Moreover, NUS is the only national organisation conducting nationwide research on student issues – from mental health, to sexual violence, student poverty or the impact of maintenance grant cuts on working-class students. Without NUS, this vital research would not be provided. NUS provides training for our Sabs, multiple trainings such as Women in Leadership, Black Leaders, Disabled Activists, and 26 democratic conferences which include training and workshops for delegates on a number of issues. And this is just the tip of the iceberg.
Saying #YEStoNUS is more important now than ever. Next month, the government will publish its White Paper on Higher Education, alongside the HE Bill later this year, which will introduce radical changes to how universities work, including introducing higher fees for elite institutions like Oxford.

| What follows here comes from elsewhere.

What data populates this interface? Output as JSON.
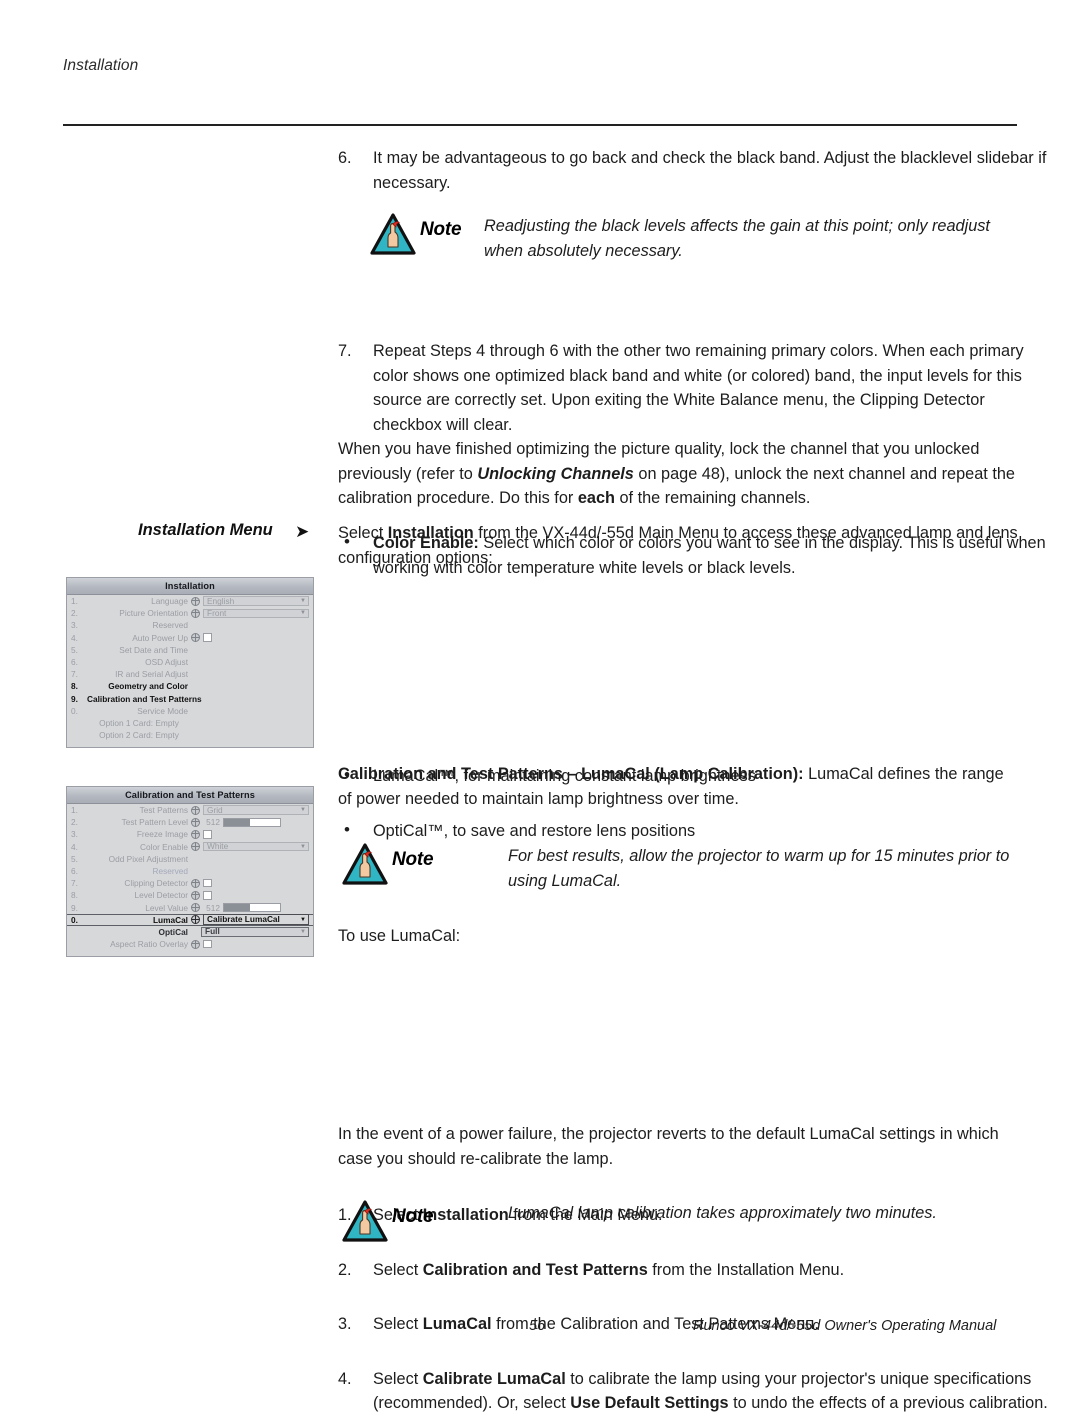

This has dire consequences for access, which will be further undermined if Oxford votes to leave the national campaign against the bill.
The democratic election of the first black Muslim woman NUS President – the most progressive President to date – is something we should celebrate. More than this, we should be celebrating our National Union of Students, which time and time again has supported us – from campaigning against PREVENT, to providing legal guidance to support rights we have won for Suspended Students, to selling condoms to OUSU at a next-to-nothing price. If Oxford disaffiliates from NUS, it will send a clear message that it is us who are out of touch with students. Come the referendum, say #YEStoNUS.